*Task description:*
The answer must restate every record word for word.

*Task material:*

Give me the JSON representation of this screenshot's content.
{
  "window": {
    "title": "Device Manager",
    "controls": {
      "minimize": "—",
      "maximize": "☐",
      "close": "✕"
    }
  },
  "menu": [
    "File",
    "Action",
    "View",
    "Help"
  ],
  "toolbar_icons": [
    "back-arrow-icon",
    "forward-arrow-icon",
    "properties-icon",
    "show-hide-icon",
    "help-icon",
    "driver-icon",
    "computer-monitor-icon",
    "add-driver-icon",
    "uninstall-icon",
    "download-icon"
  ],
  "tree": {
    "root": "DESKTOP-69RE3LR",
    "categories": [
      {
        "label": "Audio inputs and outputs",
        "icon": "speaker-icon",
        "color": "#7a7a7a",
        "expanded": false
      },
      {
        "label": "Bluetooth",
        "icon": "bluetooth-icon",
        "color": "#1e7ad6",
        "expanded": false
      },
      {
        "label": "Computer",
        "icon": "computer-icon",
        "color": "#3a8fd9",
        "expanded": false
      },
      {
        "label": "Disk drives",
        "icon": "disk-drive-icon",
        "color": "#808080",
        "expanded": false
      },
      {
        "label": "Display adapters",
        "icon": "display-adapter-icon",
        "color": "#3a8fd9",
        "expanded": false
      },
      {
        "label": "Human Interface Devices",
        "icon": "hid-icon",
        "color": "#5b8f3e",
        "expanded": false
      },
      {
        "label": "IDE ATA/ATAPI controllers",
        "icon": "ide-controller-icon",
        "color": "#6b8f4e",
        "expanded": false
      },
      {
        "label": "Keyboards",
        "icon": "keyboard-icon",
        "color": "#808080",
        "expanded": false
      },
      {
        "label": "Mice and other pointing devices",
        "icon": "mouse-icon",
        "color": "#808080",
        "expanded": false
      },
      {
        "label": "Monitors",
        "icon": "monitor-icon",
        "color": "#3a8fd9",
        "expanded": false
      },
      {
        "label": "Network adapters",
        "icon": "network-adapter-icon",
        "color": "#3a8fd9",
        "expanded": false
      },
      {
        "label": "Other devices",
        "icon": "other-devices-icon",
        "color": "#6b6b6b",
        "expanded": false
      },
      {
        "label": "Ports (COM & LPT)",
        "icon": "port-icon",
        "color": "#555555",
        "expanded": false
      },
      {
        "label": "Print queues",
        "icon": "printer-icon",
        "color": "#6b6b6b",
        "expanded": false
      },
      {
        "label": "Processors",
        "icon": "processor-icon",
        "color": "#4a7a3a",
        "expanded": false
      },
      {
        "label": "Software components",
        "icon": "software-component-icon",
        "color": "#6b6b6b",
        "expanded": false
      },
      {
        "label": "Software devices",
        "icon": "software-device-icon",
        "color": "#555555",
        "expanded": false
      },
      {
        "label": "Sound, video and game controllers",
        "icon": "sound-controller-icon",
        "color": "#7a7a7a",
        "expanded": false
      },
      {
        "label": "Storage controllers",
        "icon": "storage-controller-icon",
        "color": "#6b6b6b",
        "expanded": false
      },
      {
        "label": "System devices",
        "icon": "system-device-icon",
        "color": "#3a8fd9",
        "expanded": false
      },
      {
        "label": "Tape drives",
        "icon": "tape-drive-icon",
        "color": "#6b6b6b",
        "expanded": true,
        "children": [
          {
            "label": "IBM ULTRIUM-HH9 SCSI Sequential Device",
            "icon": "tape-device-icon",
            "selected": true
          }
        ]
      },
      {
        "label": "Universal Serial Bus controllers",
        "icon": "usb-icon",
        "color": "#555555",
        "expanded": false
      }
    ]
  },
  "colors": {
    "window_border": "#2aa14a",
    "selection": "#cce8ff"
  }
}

*Solution for this exercise:*
Give me the JSON representation of this screenshot's content.
{
  "window": {
    "title": "Device Manager",
    "controls": {
      "minimize": "—",
      "maximize": "☐",
      "close": "✕"
    }
  },
  "menu": [
    "File",
    "Action",
    "View",
    "Help"
  ],
  "toolbar_icons": [
    "back-arrow-icon",
    "forward-arrow-icon",
    "properties-icon",
    "show-hide-icon",
    "help-icon",
    "driver-icon",
    "computer-monitor-icon",
    "add-driver-icon",
    "uninstall-icon",
    "download-icon"
  ],
  "tree": {
    "root": "DESKTOP-69RE3LR",
    "categories": [
      {
        "label": "Audio inputs and outputs",
        "icon": "speaker-icon",
        "color": "#7a7a7a",
        "expanded": false
      },
      {
        "label": "Bluetooth",
        "icon": "bluetooth-icon",
        "color": "#1e7ad6",
        "expanded": false
      },
      {
        "label": "Computer",
        "icon": "computer-icon",
        "color": "#3a8fd9",
        "expanded": false
      },
      {
        "label": "Disk drives",
        "icon": "disk-drive-icon",
        "color": "#808080",
        "expanded": false
      },
      {
        "label": "Display adapters",
        "icon": "display-adapter-icon",
        "color": "#3a8fd9",
        "expanded": false
      },
      {
        "label": "Human Interface Devices",
        "icon": "hid-icon",
        "color": "#5b8f3e",
        "expanded": false
      },
      {
        "label": "IDE ATA/ATAPI controllers",
        "icon": "ide-controller-icon",
        "color": "#6b8f4e",
        "expanded": false
      },
      {
        "label": "Keyboards",
        "icon": "keyboard-icon",
        "color": "#808080",
        "expanded": false
      },
      {
        "label": "Mice and other pointing devices",
        "icon": "mouse-icon",
        "color": "#808080",
        "expanded": false
      },
      {
        "label": "Monitors",
        "icon": "monitor-icon",
        "color": "#3a8fd9",
        "expanded": false
      },
      {
        "label": "Network adapters",
        "icon": "network-adapter-icon",
        "color": "#3a8fd9",
        "expanded": false
      },
      {
        "label": "Other devices",
        "icon": "other-devices-icon",
        "color": "#6b6b6b",
        "expanded": false
      },
      {
        "label": "Ports (COM & LPT)",
        "icon": "port-icon",
        "color": "#555555",
        "expanded": false
      },
      {
        "label": "Print queues",
        "icon": "printer-icon",
        "color": "#6b6b6b",
        "expanded": false
      },
      {
        "label": "Processors",
        "icon": "processor-icon",
        "color": "#4a7a3a",
        "expanded": false
      },
      {
        "label": "Software components",
        "icon": "software-component-icon",
        "color": "#6b6b6b",
        "expanded": false
      },
      {
        "label": "Software devices",
        "icon": "software-device-icon",
        "color": "#555555",
        "expanded": false
      },
      {
        "label": "Sound, video and game controllers",
        "icon": "sound-controller-icon",
        "color": "#7a7a7a",
        "expanded": false
      },
      {
        "label": "Storage controllers",
        "icon": "storage-controller-icon",
        "color": "#6b6b6b",
        "expanded": false
      },
      {
        "label": "System devices",
        "icon": "system-device-icon",
        "color": "#3a8fd9",
        "expanded": false
      },
      {
        "label": "Tape drives",
        "icon": "tape-drive-icon",
        "color": "#6b6b6b",
        "expanded": true,
        "children": [
          {
            "label": "IBM ULTRIUM-HH9 SCSI Sequential Device",
            "icon": "tape-device-icon",
            "selected": true
          }
        ]
      },
      {
        "label": "Universal Serial Bus controllers",
        "icon": "usb-icon",
        "color": "#555555",
        "expanded": false
      }
    ]
  },
  "colors": {
    "window_border": "#2aa14a",
    "selection": "#cce8ff"
  }
}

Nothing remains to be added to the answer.